* Task material *

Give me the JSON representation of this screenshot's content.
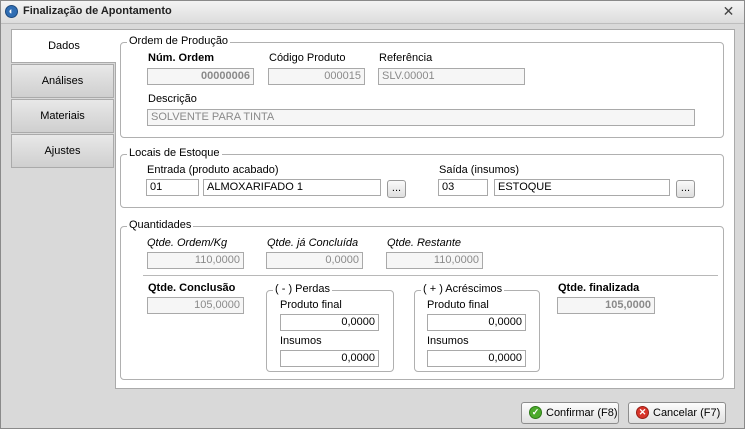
{
  "window": {
    "title": "Finalização de Apontamento",
    "close_glyph": "✕"
  },
  "tabs": [
    {
      "label": "Dados"
    },
    {
      "label": "Análises"
    },
    {
      "label": "Materiais"
    },
    {
      "label": "Ajustes"
    }
  ],
  "ordem": {
    "legend": "Ordem de Produção",
    "num_ordem_label": "Núm. Ordem",
    "num_ordem_value": "00000006",
    "codigo_label": "Código Produto",
    "codigo_value": "000015",
    "referencia_label": "Referência",
    "referencia_value": "SLV.00001",
    "descricao_label": "Descrição",
    "descricao_value": "SOLVENTE PARA TINTA"
  },
  "locais": {
    "legend": "Locais de Estoque",
    "entrada_label": "Entrada (produto acabado)",
    "entrada_code": "01",
    "entrada_name": "ALMOXARIFADO 1",
    "saida_label": "Saída (insumos)",
    "saida_code": "03",
    "saida_name": "ESTOQUE",
    "lookup_label": "..."
  },
  "quantidades": {
    "legend": "Quantidades",
    "ordem_kg_label": "Qtde. Ordem/Kg",
    "ordem_kg_value": "110,0000",
    "concluida_label": "Qtde. já Concluída",
    "concluida_value": "0,0000",
    "restante_label": "Qtde. Restante",
    "restante_value": "110,0000",
    "conclusao_label": "Qtde. Conclusão",
    "conclusao_value": "105,0000",
    "perdas": {
      "legend": "( - ) Perdas",
      "produto_final_label": "Produto final",
      "produto_final_value": "0,0000",
      "insumos_label": "Insumos",
      "insumos_value": "0,0000"
    },
    "acrescimos": {
      "legend": "( + ) Acréscimos",
      "produto_final_label": "Produto final",
      "produto_final_value": "0,0000",
      "insumos_label": "Insumos",
      "insumos_value": "0,0000"
    },
    "finalizada_label": "Qtde. finalizada",
    "finalizada_value": "105,0000"
  },
  "footer": {
    "confirm_label": "Confirmar (F8)",
    "cancel_label": "Cancelar (F7)",
    "confirm_icon": "check-icon",
    "cancel_icon": "cancel-icon"
  }
}
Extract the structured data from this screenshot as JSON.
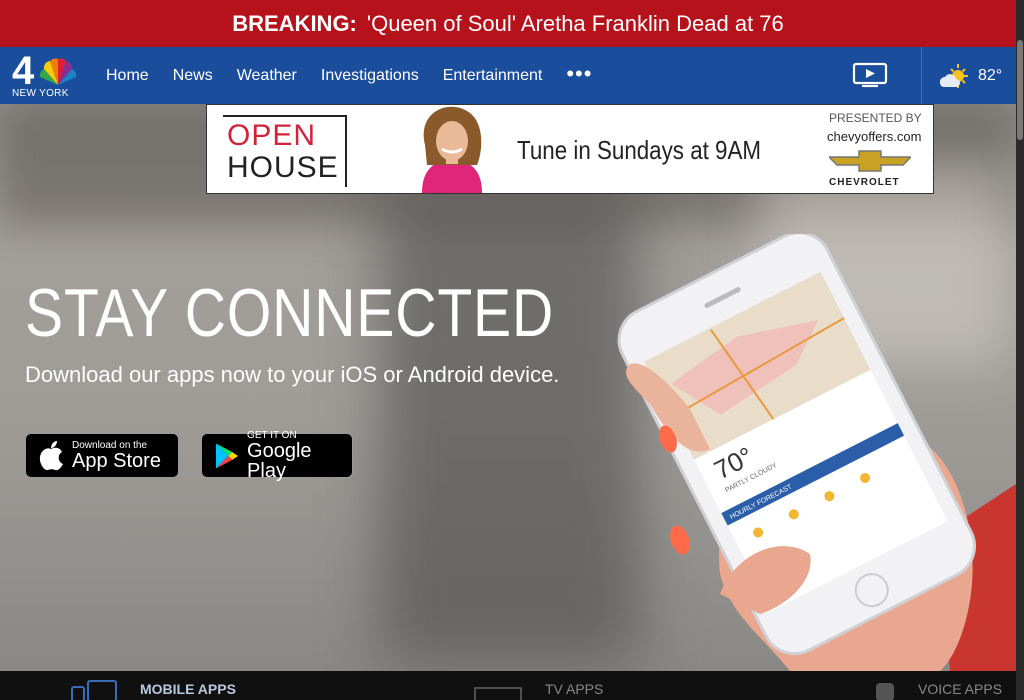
{
  "breaking": {
    "label": "BREAKING:",
    "text": "'Queen of Soul' Aretha Franklin Dead at 76"
  },
  "logo": {
    "channel": "4",
    "city": "NEW YORK"
  },
  "nav": {
    "items": [
      "Home",
      "News",
      "Weather",
      "Investigations",
      "Entertainment"
    ],
    "more": "•••"
  },
  "weather": {
    "temp": "82°"
  },
  "ad": {
    "open": "OPEN",
    "house": "HOUSE",
    "tagline": "Tune in Sundays at 9AM",
    "presented": "PRESENTED BY",
    "sponsor_site": "chevyoffers.com",
    "sponsor": "CHEVROLET"
  },
  "hero": {
    "title": "STAY CONNECTED",
    "subtitle": "Download our apps now to your iOS or Android device."
  },
  "stores": {
    "apple_small": "Download on the",
    "apple_big": "App Store",
    "google_small": "GET IT ON",
    "google_big": "Google Play"
  },
  "phone": {
    "temp": "70°",
    "condition": "PARTLY CLOUDY",
    "hourly": "HOURLY FORECAST"
  },
  "bottom": {
    "mobile": "MOBILE APPS",
    "tv": "TV APPS",
    "voice": "VOICE APPS"
  },
  "colors": {
    "breaking": "#b5121b",
    "nav": "#1a4d9c"
  }
}
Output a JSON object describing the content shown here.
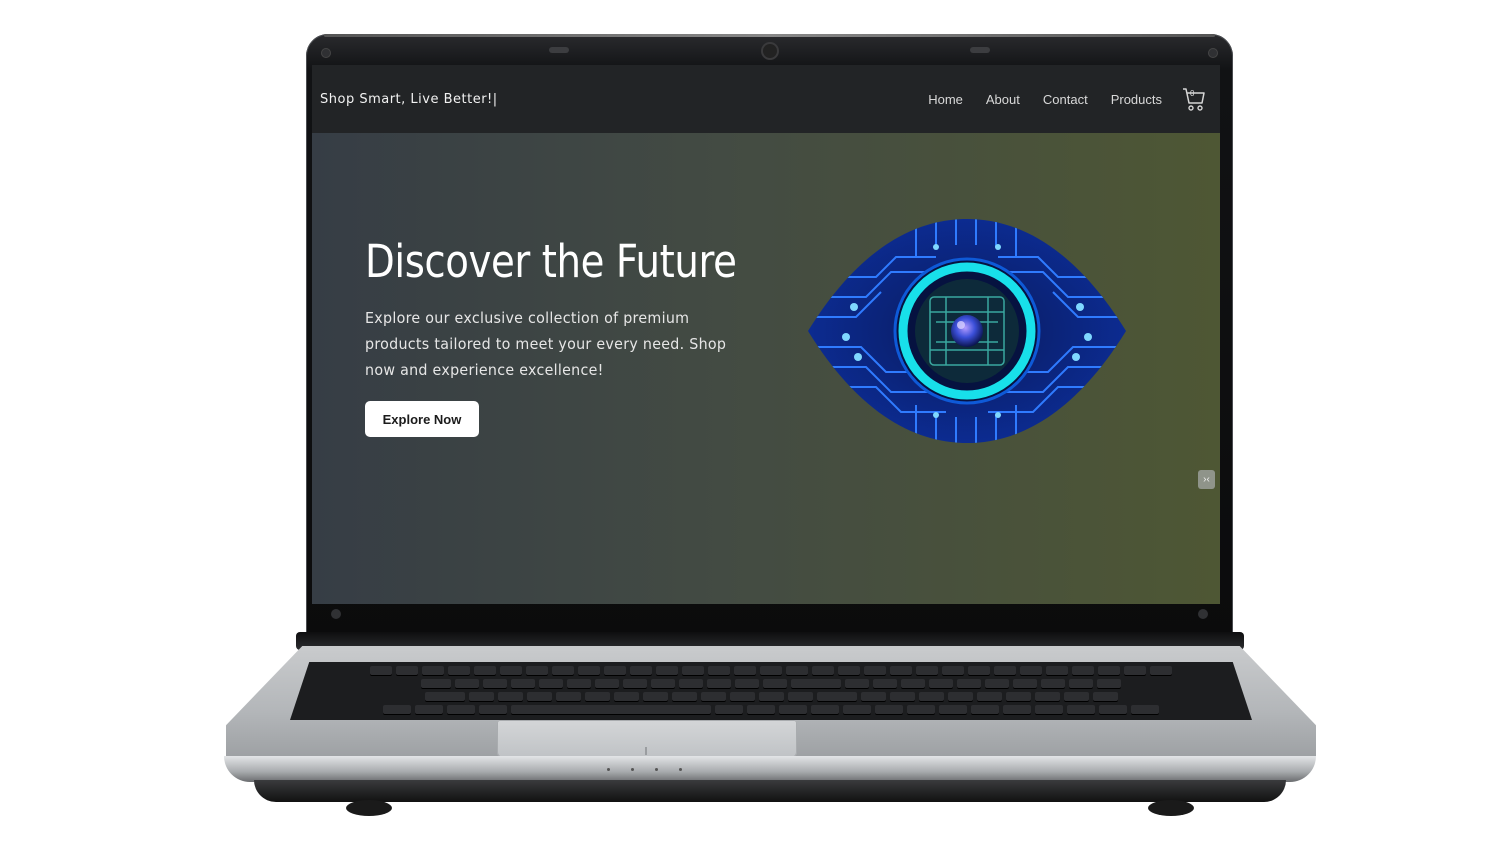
{
  "navbar": {
    "tagline": "Shop Smart, Live Better!|",
    "links": [
      {
        "label": "Home"
      },
      {
        "label": "About"
      },
      {
        "label": "Contact"
      },
      {
        "label": "Products"
      }
    ],
    "cart_count": "0",
    "cart_icon": "cart-icon"
  },
  "hero": {
    "title": "Discover the Future",
    "description": "Explore our exclusive collection of premium products tailored to meet your every need. Shop now and experience excellence!",
    "cta_label": "Explore Now",
    "image_icon": "circuit-eye-image",
    "side_handle_glyph": "›‹",
    "side_handle_icon": "collapse-icon"
  },
  "colors": {
    "navbar_bg": "#222426",
    "hero_gradient_start": "#363d45",
    "hero_gradient_end": "#4e5734",
    "cta_bg": "#ffffff",
    "eye_primary": "#1f4fd8",
    "eye_accent": "#18e0ea"
  }
}
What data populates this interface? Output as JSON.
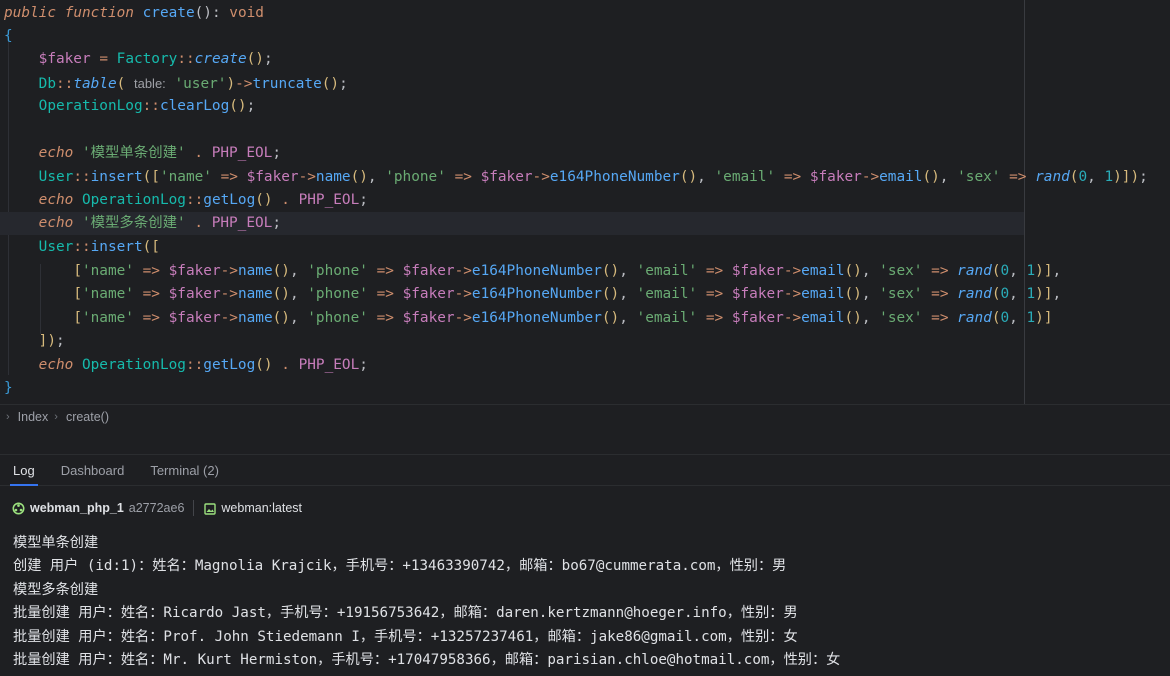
{
  "editor": {
    "code": {
      "kw_public": "public",
      "kw_function": "function",
      "fn_create": "create",
      "kw_void": "void",
      "open_brace": "{",
      "close_brace": "}",
      "var_faker": "$faker",
      "cls_factory": "Factory",
      "m_create": "create",
      "cls_db": "Db",
      "m_table": "table",
      "hint_table": "table:",
      "str_user": "'user'",
      "m_truncate": "truncate",
      "cls_oplog": "OperationLog",
      "m_clearlog": "clearLog",
      "kw_echo": "echo",
      "str_single": "'模型单条创建'",
      "str_multi": "'模型多条创建'",
      "const_eol": "PHP_EOL",
      "cls_user": "User",
      "m_insert": "insert",
      "str_name": "'name'",
      "str_phone": "'phone'",
      "str_email": "'email'",
      "str_sex": "'sex'",
      "m_name": "name",
      "m_phone": "e164PhoneNumber",
      "m_email": "email",
      "fn_rand": "rand",
      "num_0": "0",
      "num_1": "1",
      "m_getlog": "getLog"
    }
  },
  "breadcrumb": {
    "items": [
      "Index",
      "create()"
    ]
  },
  "tool_tabs": [
    "Log",
    "Dashboard",
    "Terminal (2)"
  ],
  "container": {
    "name": "webman_php_1",
    "id": "a2772ae6",
    "image": "webman:latest"
  },
  "log_lines": [
    "模型单条创建",
    "创建 用户 (id:1)：姓名：Magnolia Krajcik，手机号：+13463390742，邮箱：bo67@cummerata.com，性别：男",
    "模型多条创建",
    "批量创建 用户：姓名：Ricardo Jast，手机号：+19156753642，邮箱：daren.kertzmann@hoeger.info，性别：男",
    "批量创建 用户：姓名：Prof. John Stiedemann I，手机号：+13257237461，邮箱：jake86@gmail.com，性别：女",
    "批量创建 用户：姓名：Mr. Kurt Hermiston，手机号：+17047958366，邮箱：parisian.chloe@hotmail.com，性别：女"
  ],
  "colors": {
    "background": "#1e1f22",
    "keyword": "#cf8e6d",
    "function": "#56a8f5",
    "class": "#16baac",
    "variable": "#c77dbb",
    "string": "#6aab73",
    "number": "#2aacb8",
    "active_tab_underline": "#3574f0"
  }
}
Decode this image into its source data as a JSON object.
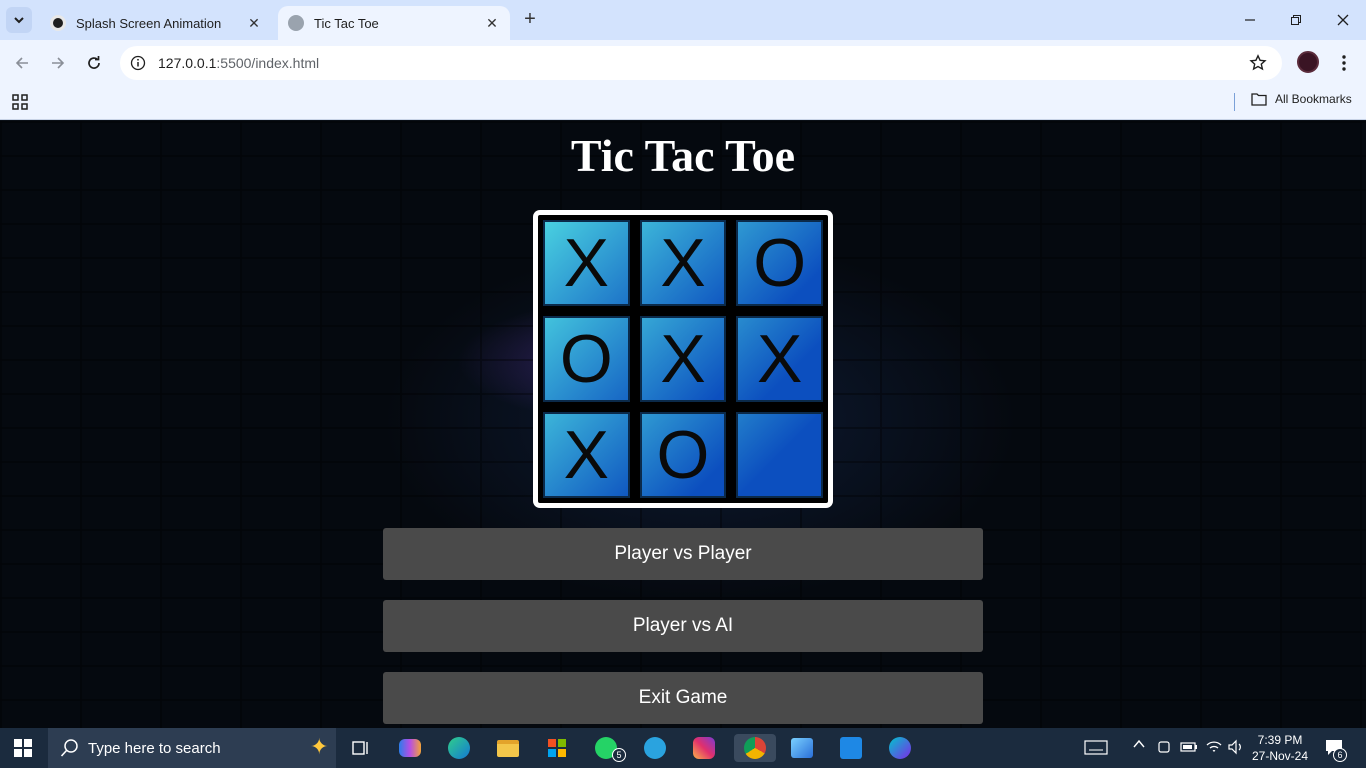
{
  "browser": {
    "tabs": [
      {
        "title": "Splash Screen Animation",
        "close": "✕"
      },
      {
        "title": "Tic Tac Toe",
        "close": "✕"
      }
    ],
    "new_tab": "+",
    "url_host": "127.0.0.1",
    "url_path": ":5500/index.html",
    "bookmarks_label": "All Bookmarks"
  },
  "page": {
    "title": "Tic Tac Toe",
    "board": [
      "X",
      "X",
      "O",
      "O",
      "X",
      "X",
      "X",
      "O",
      ""
    ],
    "buttons": {
      "pvp": "Player vs Player",
      "pvai": "Player vs AI",
      "exit": "Exit Game"
    }
  },
  "taskbar": {
    "search_placeholder": "Type here to search",
    "whatsapp_badge": "5",
    "time": "7:39 PM",
    "date": "27-Nov-24",
    "notifications": "6"
  },
  "colors": {
    "cell_light": "#49d0e0",
    "cell_dark": "#0c4fbf",
    "button_bg": "#4a4a4a"
  }
}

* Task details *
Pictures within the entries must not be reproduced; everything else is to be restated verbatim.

* Reply *
Give me the JSON representation of this screenshot's content.
{
  "window": {
    "title": "Finalização de Apontamento",
    "close_glyph": "✕"
  },
  "tabs": [
    {
      "label": "Dados"
    },
    {
      "label": "Análises"
    },
    {
      "label": "Materiais"
    },
    {
      "label": "Ajustes"
    }
  ],
  "ordem": {
    "legend": "Ordem de Produção",
    "num_ordem_label": "Núm. Ordem",
    "num_ordem_value": "00000006",
    "codigo_label": "Código Produto",
    "codigo_value": "000015",
    "referencia_label": "Referência",
    "referencia_value": "SLV.00001",
    "descricao_label": "Descrição",
    "descricao_value": "SOLVENTE PARA TINTA"
  },
  "locais": {
    "legend": "Locais de Estoque",
    "entrada_label": "Entrada (produto acabado)",
    "entrada_code": "01",
    "entrada_name": "ALMOXARIFADO 1",
    "saida_label": "Saída (insumos)",
    "saida_code": "03",
    "saida_name": "ESTOQUE",
    "lookup_label": "..."
  },
  "quantidades": {
    "legend": "Quantidades",
    "ordem_kg_label": "Qtde. Ordem/Kg",
    "ordem_kg_value": "110,0000",
    "concluida_label": "Qtde. já Concluída",
    "concluida_value": "0,0000",
    "restante_label": "Qtde. Restante",
    "restante_value": "110,0000",
    "conclusao_label": "Qtde. Conclusão",
    "conclusao_value": "105,0000",
    "perdas": {
      "legend": "( - ) Perdas",
      "produto_final_label": "Produto final",
      "produto_final_value": "0,0000",
      "insumos_label": "Insumos",
      "insumos_value": "0,0000"
    },
    "acrescimos": {
      "legend": "( + ) Acréscimos",
      "produto_final_label": "Produto final",
      "produto_final_value": "0,0000",
      "insumos_label": "Insumos",
      "insumos_value": "0,0000"
    },
    "finalizada_label": "Qtde. finalizada",
    "finalizada_value": "105,0000"
  },
  "footer": {
    "confirm_label": "Confirmar (F8)",
    "cancel_label": "Cancelar (F7)",
    "confirm_icon": "check-icon",
    "cancel_icon": "cancel-icon"
  }
}
Extract the structured data from this screenshot as JSON.
{
  "breaking": {
    "label": "BREAKING:",
    "text": "'Queen of Soul' Aretha Franklin Dead at 76"
  },
  "logo": {
    "channel": "4",
    "city": "NEW YORK"
  },
  "nav": {
    "items": [
      "Home",
      "News",
      "Weather",
      "Investigations",
      "Entertainment"
    ],
    "more": "•••"
  },
  "weather": {
    "temp": "82°"
  },
  "ad": {
    "open": "OPEN",
    "house": "HOUSE",
    "tagline": "Tune in Sundays at 9AM",
    "presented": "PRESENTED BY",
    "sponsor_site": "chevyoffers.com",
    "sponsor": "CHEVROLET"
  },
  "hero": {
    "title": "STAY CONNECTED",
    "subtitle": "Download our apps now to your iOS or Android device."
  },
  "stores": {
    "apple_small": "Download on the",
    "apple_big": "App Store",
    "google_small": "GET IT ON",
    "google_big": "Google Play"
  },
  "phone": {
    "temp": "70°",
    "condition": "PARTLY CLOUDY",
    "hourly": "HOURLY FORECAST"
  },
  "bottom": {
    "mobile": "MOBILE APPS",
    "tv": "TV APPS",
    "voice": "VOICE APPS"
  },
  "colors": {
    "breaking": "#b5121b",
    "nav": "#1a4d9c"
  }
}
Output a JSON object describing the content shown here.
{
  "navbar": {
    "tagline": "Shop Smart, Live Better!|",
    "links": [
      {
        "label": "Home"
      },
      {
        "label": "About"
      },
      {
        "label": "Contact"
      },
      {
        "label": "Products"
      }
    ],
    "cart_count": "0",
    "cart_icon": "cart-icon"
  },
  "hero": {
    "title": "Discover the Future",
    "description": "Explore our exclusive collection of premium products tailored to meet your every need. Shop now and experience excellence!",
    "cta_label": "Explore Now",
    "image_icon": "circuit-eye-image",
    "side_handle_glyph": "›‹",
    "side_handle_icon": "collapse-icon"
  },
  "colors": {
    "navbar_bg": "#222426",
    "hero_gradient_start": "#363d45",
    "hero_gradient_end": "#4e5734",
    "cta_bg": "#ffffff",
    "eye_primary": "#1f4fd8",
    "eye_accent": "#18e0ea"
  }
}
What data populates this interface? Output as JSON.
{
  "editor": {
    "code": {
      "kw_public": "public",
      "kw_function": "function",
      "fn_create": "create",
      "kw_void": "void",
      "open_brace": "{",
      "close_brace": "}",
      "var_faker": "$faker",
      "cls_factory": "Factory",
      "m_create": "create",
      "cls_db": "Db",
      "m_table": "table",
      "hint_table": "table:",
      "str_user": "'user'",
      "m_truncate": "truncate",
      "cls_oplog": "OperationLog",
      "m_clearlog": "clearLog",
      "kw_echo": "echo",
      "str_single": "'模型单条创建'",
      "str_multi": "'模型多条创建'",
      "const_eol": "PHP_EOL",
      "cls_user": "User",
      "m_insert": "insert",
      "str_name": "'name'",
      "str_phone": "'phone'",
      "str_email": "'email'",
      "str_sex": "'sex'",
      "m_name": "name",
      "m_phone": "e164PhoneNumber",
      "m_email": "email",
      "fn_rand": "rand",
      "num_0": "0",
      "num_1": "1",
      "m_getlog": "getLog"
    }
  },
  "breadcrumb": {
    "items": [
      "Index",
      "create()"
    ]
  },
  "tool_tabs": [
    "Log",
    "Dashboard",
    "Terminal (2)"
  ],
  "container": {
    "name": "webman_php_1",
    "id": "a2772ae6",
    "image": "webman:latest"
  },
  "log_lines": [
    "模型单条创建",
    "创建 用户 (id:1)：姓名：Magnolia Krajcik，手机号：+13463390742，邮箱：bo67@cummerata.com，性别：男",
    "模型多条创建",
    "批量创建 用户：姓名：Ricardo Jast，手机号：+19156753642，邮箱：daren.kertzmann@hoeger.info，性别：男",
    "批量创建 用户：姓名：Prof. John Stiedemann I，手机号：+13257237461，邮箱：jake86@gmail.com，性别：女",
    "批量创建 用户：姓名：Mr. Kurt Hermiston，手机号：+17047958366，邮箱：parisian.chloe@hotmail.com，性别：女"
  ],
  "colors": {
    "background": "#1e1f22",
    "keyword": "#cf8e6d",
    "function": "#56a8f5",
    "class": "#16baac",
    "variable": "#c77dbb",
    "string": "#6aab73",
    "number": "#2aacb8",
    "active_tab_underline": "#3574f0"
  }
}
Decode this image into its source data as a JSON object.
{
  "browser": {
    "tabs": [
      {
        "title": "Splash Screen Animation",
        "close": "✕"
      },
      {
        "title": "Tic Tac Toe",
        "close": "✕"
      }
    ],
    "new_tab": "+",
    "url_host": "127.0.0.1",
    "url_path": ":5500/index.html",
    "bookmarks_label": "All Bookmarks"
  },
  "page": {
    "title": "Tic Tac Toe",
    "board": [
      "X",
      "X",
      "O",
      "O",
      "X",
      "X",
      "X",
      "O",
      ""
    ],
    "buttons": {
      "pvp": "Player vs Player",
      "pvai": "Player vs AI",
      "exit": "Exit Game"
    }
  },
  "taskbar": {
    "search_placeholder": "Type here to search",
    "whatsapp_badge": "5",
    "time": "7:39 PM",
    "date": "27-Nov-24",
    "notifications": "6"
  },
  "colors": {
    "cell_light": "#49d0e0",
    "cell_dark": "#0c4fbf",
    "button_bg": "#4a4a4a"
  }
}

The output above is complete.